■ Problem details ■
Read through the listing, and wherever a line holds the word "this", return it.

(Supplied information)

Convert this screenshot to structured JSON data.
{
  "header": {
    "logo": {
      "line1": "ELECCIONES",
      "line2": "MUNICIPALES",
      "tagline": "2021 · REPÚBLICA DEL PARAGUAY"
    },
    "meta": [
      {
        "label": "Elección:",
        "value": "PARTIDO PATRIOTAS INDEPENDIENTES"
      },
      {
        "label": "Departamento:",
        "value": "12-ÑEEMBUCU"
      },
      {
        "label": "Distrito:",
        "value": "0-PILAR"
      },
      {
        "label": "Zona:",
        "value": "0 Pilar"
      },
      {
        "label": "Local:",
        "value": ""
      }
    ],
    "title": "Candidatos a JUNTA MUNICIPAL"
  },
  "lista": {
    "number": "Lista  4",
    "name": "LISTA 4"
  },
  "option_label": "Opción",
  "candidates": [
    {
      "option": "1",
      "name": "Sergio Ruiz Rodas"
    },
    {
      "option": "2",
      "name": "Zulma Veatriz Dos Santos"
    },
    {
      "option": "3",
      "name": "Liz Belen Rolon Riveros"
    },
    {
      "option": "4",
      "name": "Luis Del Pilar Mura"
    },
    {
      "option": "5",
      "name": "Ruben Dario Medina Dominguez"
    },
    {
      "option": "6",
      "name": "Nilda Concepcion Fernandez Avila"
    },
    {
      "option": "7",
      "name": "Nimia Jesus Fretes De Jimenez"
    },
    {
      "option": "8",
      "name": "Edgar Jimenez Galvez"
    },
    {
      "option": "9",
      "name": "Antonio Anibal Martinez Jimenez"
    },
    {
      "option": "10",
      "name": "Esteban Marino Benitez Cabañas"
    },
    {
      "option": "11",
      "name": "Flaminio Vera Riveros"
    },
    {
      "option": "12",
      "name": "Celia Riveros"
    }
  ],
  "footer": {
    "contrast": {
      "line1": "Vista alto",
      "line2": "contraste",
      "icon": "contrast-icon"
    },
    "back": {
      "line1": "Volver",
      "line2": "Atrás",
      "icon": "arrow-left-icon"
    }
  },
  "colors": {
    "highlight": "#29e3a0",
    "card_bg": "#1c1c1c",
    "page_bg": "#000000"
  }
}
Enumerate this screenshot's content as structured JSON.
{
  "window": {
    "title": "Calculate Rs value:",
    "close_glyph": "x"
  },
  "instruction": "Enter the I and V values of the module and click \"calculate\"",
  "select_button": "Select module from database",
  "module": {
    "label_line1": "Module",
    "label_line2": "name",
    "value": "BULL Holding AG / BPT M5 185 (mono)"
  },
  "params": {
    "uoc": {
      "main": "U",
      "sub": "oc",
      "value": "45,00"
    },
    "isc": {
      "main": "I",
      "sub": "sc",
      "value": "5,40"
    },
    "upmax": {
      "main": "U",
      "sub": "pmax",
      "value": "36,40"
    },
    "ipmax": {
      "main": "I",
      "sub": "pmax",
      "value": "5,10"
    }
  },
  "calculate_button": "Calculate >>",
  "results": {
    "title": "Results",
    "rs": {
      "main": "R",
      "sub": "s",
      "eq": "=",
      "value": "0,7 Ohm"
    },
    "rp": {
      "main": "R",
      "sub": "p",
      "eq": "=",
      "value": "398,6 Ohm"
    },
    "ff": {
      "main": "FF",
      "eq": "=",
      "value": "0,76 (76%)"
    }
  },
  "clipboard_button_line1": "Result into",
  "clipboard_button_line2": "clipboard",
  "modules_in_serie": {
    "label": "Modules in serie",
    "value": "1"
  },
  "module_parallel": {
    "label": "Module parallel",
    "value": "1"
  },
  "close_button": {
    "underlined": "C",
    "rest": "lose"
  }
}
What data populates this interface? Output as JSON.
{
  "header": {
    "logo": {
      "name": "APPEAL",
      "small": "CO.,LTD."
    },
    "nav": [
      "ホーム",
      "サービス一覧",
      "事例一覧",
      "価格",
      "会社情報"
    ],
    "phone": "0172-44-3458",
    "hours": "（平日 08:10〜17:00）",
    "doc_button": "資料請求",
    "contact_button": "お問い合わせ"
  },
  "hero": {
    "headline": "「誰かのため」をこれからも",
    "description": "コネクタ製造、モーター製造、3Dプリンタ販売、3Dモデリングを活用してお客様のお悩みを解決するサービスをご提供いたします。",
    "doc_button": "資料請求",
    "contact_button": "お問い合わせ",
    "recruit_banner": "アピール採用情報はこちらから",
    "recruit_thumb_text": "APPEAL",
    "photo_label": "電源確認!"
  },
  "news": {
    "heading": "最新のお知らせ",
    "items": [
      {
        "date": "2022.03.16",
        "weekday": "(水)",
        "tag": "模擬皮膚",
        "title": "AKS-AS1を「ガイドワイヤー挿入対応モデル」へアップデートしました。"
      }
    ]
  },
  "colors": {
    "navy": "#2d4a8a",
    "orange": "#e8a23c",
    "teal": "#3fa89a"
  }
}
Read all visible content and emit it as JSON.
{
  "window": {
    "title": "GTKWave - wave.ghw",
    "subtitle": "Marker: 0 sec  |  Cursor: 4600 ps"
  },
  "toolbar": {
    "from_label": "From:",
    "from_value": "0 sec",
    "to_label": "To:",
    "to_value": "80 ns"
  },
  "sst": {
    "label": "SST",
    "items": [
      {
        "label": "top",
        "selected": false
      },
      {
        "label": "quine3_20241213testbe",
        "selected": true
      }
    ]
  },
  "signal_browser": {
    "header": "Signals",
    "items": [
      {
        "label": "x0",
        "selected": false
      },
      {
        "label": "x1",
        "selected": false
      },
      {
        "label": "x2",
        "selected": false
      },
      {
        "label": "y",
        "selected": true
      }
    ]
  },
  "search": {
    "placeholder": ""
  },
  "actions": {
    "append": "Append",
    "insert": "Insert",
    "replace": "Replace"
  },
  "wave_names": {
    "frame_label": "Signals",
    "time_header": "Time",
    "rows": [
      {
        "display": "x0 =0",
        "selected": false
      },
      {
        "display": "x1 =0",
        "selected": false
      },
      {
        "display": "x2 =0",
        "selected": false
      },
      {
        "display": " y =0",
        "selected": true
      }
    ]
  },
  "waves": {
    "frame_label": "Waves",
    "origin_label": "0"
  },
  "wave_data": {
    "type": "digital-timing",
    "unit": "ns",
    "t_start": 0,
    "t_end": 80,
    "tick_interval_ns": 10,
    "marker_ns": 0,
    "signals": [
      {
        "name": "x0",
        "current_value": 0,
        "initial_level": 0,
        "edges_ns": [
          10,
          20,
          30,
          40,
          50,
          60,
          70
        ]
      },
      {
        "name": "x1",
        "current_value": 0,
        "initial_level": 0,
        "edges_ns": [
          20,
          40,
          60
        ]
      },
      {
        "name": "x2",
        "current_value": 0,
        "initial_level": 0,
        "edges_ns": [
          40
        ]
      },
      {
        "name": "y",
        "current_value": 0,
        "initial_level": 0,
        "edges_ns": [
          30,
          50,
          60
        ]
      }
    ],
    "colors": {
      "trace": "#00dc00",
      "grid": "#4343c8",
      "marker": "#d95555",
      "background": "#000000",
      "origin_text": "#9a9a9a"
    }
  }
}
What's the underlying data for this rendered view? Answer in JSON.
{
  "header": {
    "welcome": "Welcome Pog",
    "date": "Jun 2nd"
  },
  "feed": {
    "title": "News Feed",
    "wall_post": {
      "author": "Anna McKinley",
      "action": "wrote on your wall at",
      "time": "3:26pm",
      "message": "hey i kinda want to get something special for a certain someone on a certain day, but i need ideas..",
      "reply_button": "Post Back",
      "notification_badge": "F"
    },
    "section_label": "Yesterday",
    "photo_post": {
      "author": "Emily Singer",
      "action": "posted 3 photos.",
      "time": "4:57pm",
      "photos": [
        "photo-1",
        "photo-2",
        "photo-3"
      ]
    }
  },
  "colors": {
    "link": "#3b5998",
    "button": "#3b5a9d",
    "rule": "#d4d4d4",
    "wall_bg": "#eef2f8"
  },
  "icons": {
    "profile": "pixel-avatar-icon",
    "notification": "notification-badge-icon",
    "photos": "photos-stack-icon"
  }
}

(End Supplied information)

■ Task answer ■
Convert this screenshot to structured JSON data.
Enumerate this screenshot's content as structured JSON.
What data populates this interface? Output as JSON.
What's the underlying data for this rendered view? Answer in JSON.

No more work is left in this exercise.